b) Political history of technology of specific socialist Yugoslav project. An exploration of the region’s giant step into technological modernity, concurrent with the local unification of Southeastern Slavic cultures, which manifested through rapid industrialization.

The particular unaligned position of Yugoslavia allowed the import of technological innovations from Western countries, however there were also (theoretical) experiments combining Yugoslav self-management theory and socialist practices with the theory of cybernetics and informatics. Seen through the lens of economic and political aspects, technological modernity and capitalistic cosmotechnics – if we cannot distinguish the two – suffered its greatest consequences after the fall of socialism (when the Balkans once again became a technological no man’s land), regaining the geostrategic importance of the region as the geographical, political, and economic gate to Europe (the strategic interests of BRI, EU, and Russia are perfect cases of this importance).

Did socialism offer the possibility for a particular nature-technology-culture relation that differs from the general dominant, modern, technoscientific paradigm? Is there such a thing as a region’s immanent understanding of technology during this period? Since socialism as an idea/ideology/political system can certainly be perceived as an indistinguishable (if not an integral) part of European modernity, the question of a specificity which could be provisionally called socialist cosmotechnics, inevitably also questions the unified concept of modernity – specifically modern cosmotechnics.

2. Research goals and methodology 

The differentiation of these aforementioned research layers based on the case of the Bor mining complex are to be treated as only a starting point for unravelling the complexity of the process of European modernization – that is, the extension of the dominant, western, modern cosmotechnics paradigm through economic, political and cultural universalization (not necessarily unification), intrinsic to the capitalist mode of production in the European periphery.

In this regard, the potential of [a] specific understanding of the relationship between the technology and nature in the region can, on the one hand, present grounds for a reevaluation of the indistinguishability of modern cosmotechnics from the capitalist mode of production. On the other hand, it can serve as an critical starting point to further define the specifics and importantly, the unification of modern cosmotechnics. For this, we can also consider the role/positioning of art (from modernity onwards), since it is in itself ambivalent – being both a tool for the cultivation of the natural present within the human, whilst also mediating, or even reconciling, the division of the natural and artificial/technological/cultural.
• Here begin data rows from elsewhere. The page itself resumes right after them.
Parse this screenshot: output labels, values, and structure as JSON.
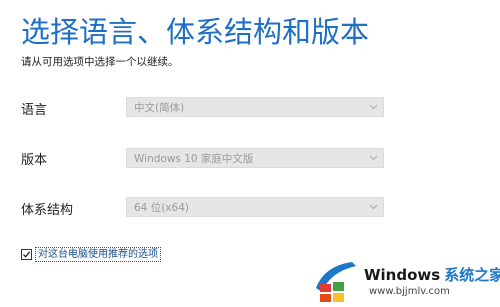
{
  "header": {
    "title": "选择语言、体系结构和版本",
    "subtitle": "请从可用选项中选择一个以继续。"
  },
  "fields": [
    {
      "label": "语言",
      "value": "中文(简体)"
    },
    {
      "label": "版本",
      "value": "Windows 10 家庭中文版"
    },
    {
      "label": "体系结构",
      "value": "64 位(x64)"
    }
  ],
  "recommend": {
    "label": "对这台电脑使用推荐的选项",
    "checked": true
  },
  "watermark": {
    "brand": "Windows",
    "brand_cn": "系统之家",
    "url": "www.bjjmlv.com"
  },
  "colors": {
    "title": "#1f6fc4",
    "disabled_select_bg": "#e6e6e6",
    "disabled_text": "#9a9a9a"
  }
}
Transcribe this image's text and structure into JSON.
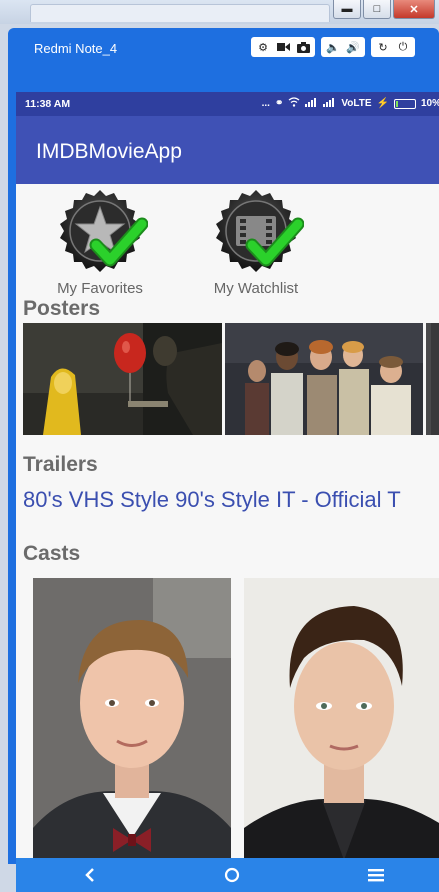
{
  "emulator": {
    "device_name": "Redmi Note_4"
  },
  "status_bar": {
    "time": "11:38 AM",
    "dots": "...",
    "carrier": "VoLTE",
    "battery_percent_text": "10%",
    "battery_level": 0.1
  },
  "app": {
    "title": "IMDBMovieApp"
  },
  "shortcuts": [
    {
      "label": "My Favorites",
      "icon": "star-badge-check-icon"
    },
    {
      "label": "My Watchlist",
      "icon": "film-badge-check-icon"
    }
  ],
  "sections": {
    "posters": "Posters",
    "trailers": "Trailers",
    "casts": "Casts"
  },
  "trailer": {
    "title": "80's VHS Style 90's Style IT - Official T"
  },
  "colors": {
    "app_bar": "#3f51b5",
    "status_bar": "#2f3f9f",
    "emulator_frame": "#1e6fe0",
    "link": "#3b4fb0",
    "check": "#2bd12b"
  }
}
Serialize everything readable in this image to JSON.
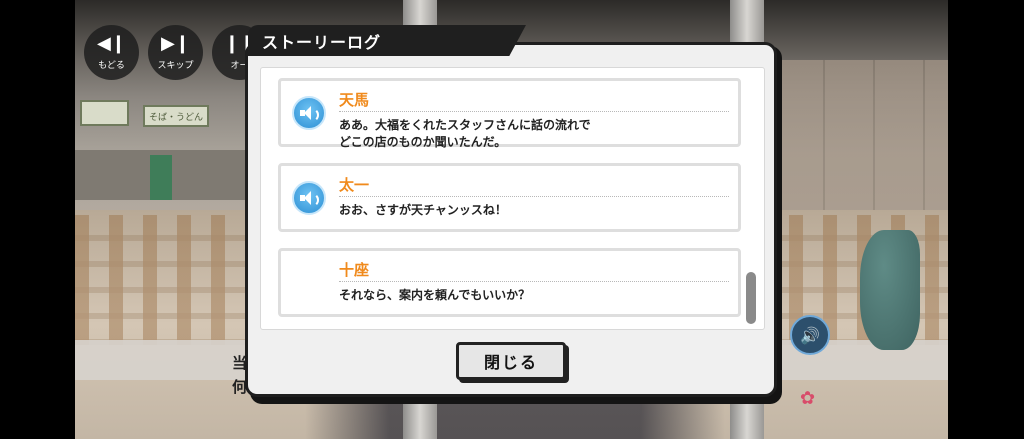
{
  "controls": [
    {
      "label": "もどる",
      "icon": "rewind-icon"
    },
    {
      "label": "スキップ",
      "icon": "skip-icon"
    },
    {
      "label": "オー",
      "icon": "auto-icon"
    }
  ],
  "background_signs": [
    "そば・うどん"
  ],
  "background_text": [
    "当",
    "何"
  ],
  "modal": {
    "title": "ストーリーログ",
    "close_label": "閉じる",
    "entries": [
      {
        "speaker": "天馬",
        "text": "ああ。大福をくれたスタッフさんに話の流れで\nどこの店のものか聞いたんだ。",
        "has_voice": true
      },
      {
        "speaker": "太一",
        "text": "おお、さすが天チャンッスね！",
        "has_voice": true
      },
      {
        "speaker": "十座",
        "text": "それなら、案内を頼んでもいいか？",
        "has_voice": false
      }
    ]
  },
  "colors": {
    "speaker_name": "#f08a1c",
    "voice_button": "#2d8fd4",
    "title_bar": "#1f1f1f"
  }
}
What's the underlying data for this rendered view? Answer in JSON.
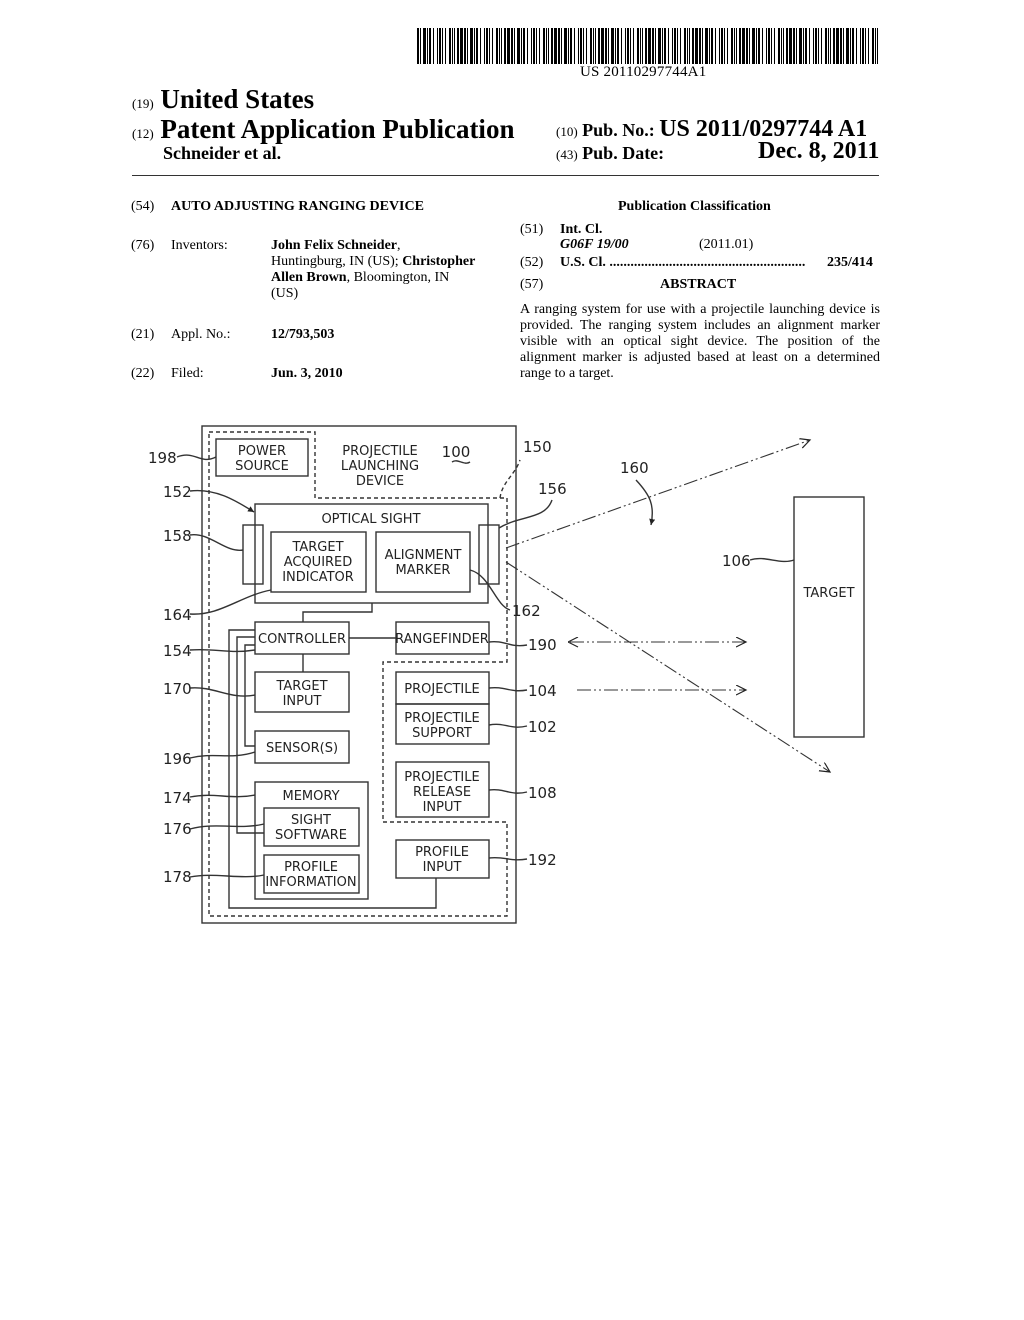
{
  "header": {
    "barcode_number": "US 20110297744A1",
    "country_code": "(19)",
    "country": "United States",
    "type_code": "(12)",
    "type": "Patent Application Publication",
    "authors": "Schneider et al.",
    "pub_no_code": "(10)",
    "pub_no_label": "Pub. No.:",
    "pub_no_value": "US 2011/0297744 A1",
    "pub_date_code": "(43)",
    "pub_date_label": "Pub. Date:",
    "pub_date_value": "Dec. 8, 2011"
  },
  "left_column": {
    "title_code": "(54)",
    "title": "AUTO ADJUSTING RANGING DEVICE",
    "inventors_code": "(76)",
    "inventors_label": "Inventors:",
    "inventor1_name": "John Felix Schneider",
    "inventor1_loc": "Huntingburg, IN (US);",
    "inventor2_name_a": "Christopher",
    "inventor2_name_b": "Allen Brown",
    "inventor2_loc": ", Bloomington, IN",
    "inventor2_country": "(US)",
    "appl_code": "(21)",
    "appl_label": "Appl. No.:",
    "appl_value": "12/793,503",
    "filed_code": "(22)",
    "filed_label": "Filed:",
    "filed_value": "Jun. 3, 2010"
  },
  "right_column": {
    "classification_heading": "Publication Classification",
    "int_cl_code": "(51)",
    "int_cl_label": "Int. Cl.",
    "int_cl_class": "G06F 19/00",
    "int_cl_year": "(2011.01)",
    "us_cl_code": "(52)",
    "us_cl_label": "U.S. Cl. ........................................................",
    "us_cl_value": "235/414",
    "abstract_code": "(57)",
    "abstract_heading": "ABSTRACT",
    "abstract_text": "A ranging system for use with a projectile launching device is provided. The ranging system includes an alignment marker visible with an optical sight device. The position of the alignment marker is adjusted based at least on a determined range to a target."
  },
  "figure": {
    "device_label": [
      "PROJECTILE",
      "LAUNCHING",
      "DEVICE"
    ],
    "device_ref": "100",
    "blocks": {
      "power_source": [
        "POWER",
        "SOURCE"
      ],
      "optical_sight": "OPTICAL SIGHT",
      "target_acquired": [
        "TARGET",
        "ACQUIRED",
        "INDICATOR"
      ],
      "alignment_marker": [
        "ALIGNMENT",
        "MARKER"
      ],
      "controller": "CONTROLLER",
      "rangefinder": "RANGEFINDER",
      "target_input": [
        "TARGET",
        "INPUT"
      ],
      "sensors": "SENSOR(S)",
      "memory": "MEMORY",
      "sight_software": [
        "SIGHT",
        "SOFTWARE"
      ],
      "profile_information": [
        "PROFILE",
        "INFORMATION"
      ],
      "projectile": "PROJECTILE",
      "projectile_support": [
        "PROJECTILE",
        "SUPPORT"
      ],
      "projectile_release": [
        "PROJECTILE",
        "RELEASE",
        "INPUT"
      ],
      "profile_input": [
        "PROFILE",
        "INPUT"
      ],
      "target": "TARGET"
    },
    "refs": {
      "r198": "198",
      "r152": "152",
      "r158": "158",
      "r164": "164",
      "r154": "154",
      "r170": "170",
      "r196": "196",
      "r174": "174",
      "r176": "176",
      "r178": "178",
      "r150": "150",
      "r156": "156",
      "r160": "160",
      "r162": "162",
      "r190": "190",
      "r104": "104",
      "r102": "102",
      "r108": "108",
      "r192": "192",
      "r106": "106"
    }
  }
}
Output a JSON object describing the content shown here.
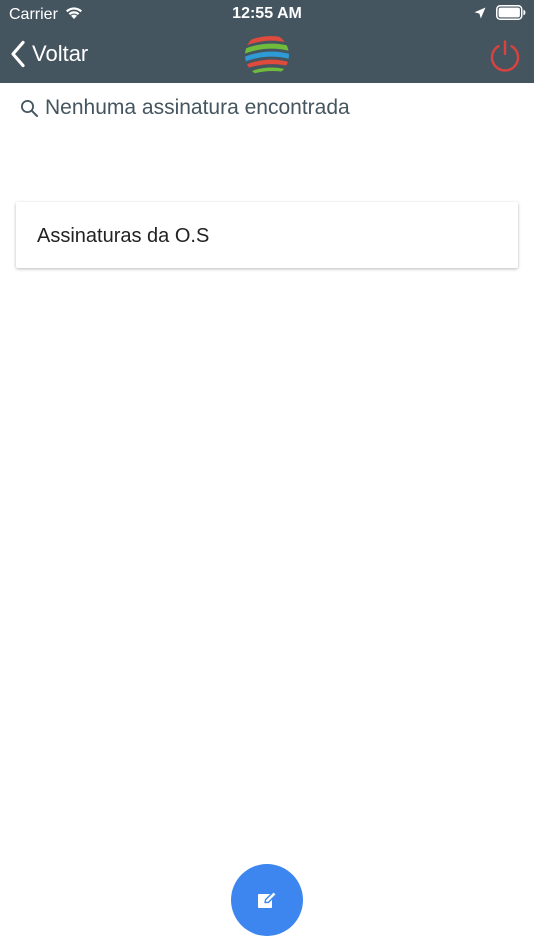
{
  "status_bar": {
    "carrier": "Carrier",
    "time": "12:55 AM"
  },
  "nav": {
    "back_label": "Voltar"
  },
  "search": {
    "text": "Nenhuma assinatura encontrada"
  },
  "card": {
    "title": "Assinaturas da O.S"
  },
  "colors": {
    "header_bg": "#45555f",
    "power_icon": "#d9433f",
    "fab_bg": "#3d86f0"
  },
  "icons": {
    "back": "chevron-left-icon",
    "power": "power-icon",
    "search": "search-icon",
    "fab": "edit-icon"
  }
}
The methodology of the proposed research project will predominantly depend on the analysis of different types of historical sources and documents gathered during the visits detailed below; a review of archeological literature relating to the period and location; and the interviews with the different experts on the matter.

Another line of the methodology will be centralized on further philosophical analysis of the concept of modern cosmotechnics (or the wider relationship between nature, technology and culture specific [to] modernity), as well as its local conceptualization during the socialist period.

Robert Bobnič (b. 1985, Yugoslavia/Slovenia) is a Ph.D. student of Media Studies at the Faculty of Social Sciences at the University of Ljubljana.

Kaja Kraner (b. 1986, Yugoslavia/Slovenia) an independent researcher, lecturer, and curator based in Ljubljana, and holds a Ph.D.

Tjaša Pogačar (b. 1987, Yugoslavia/Slovenia) studied at the Academy of Fine Arts in Ljubljana and works in the field of contemporary visual and new media art as a freelance writer, curator, and editor.

[1] e phrase is a reference to the Serbian alternative rock band Goribor (literally translates to: Burning Bor) from the town of Bor. The band got its name based on the impression of a large fire over the town fromduo the process of copper smelting slag being separated from copper.

[2] Archaeological excavations have shown that the mine was operational during the [Neolithic] period of the Vinča culture, a prehistoric culture in Southeastern Europe (Balkan) region.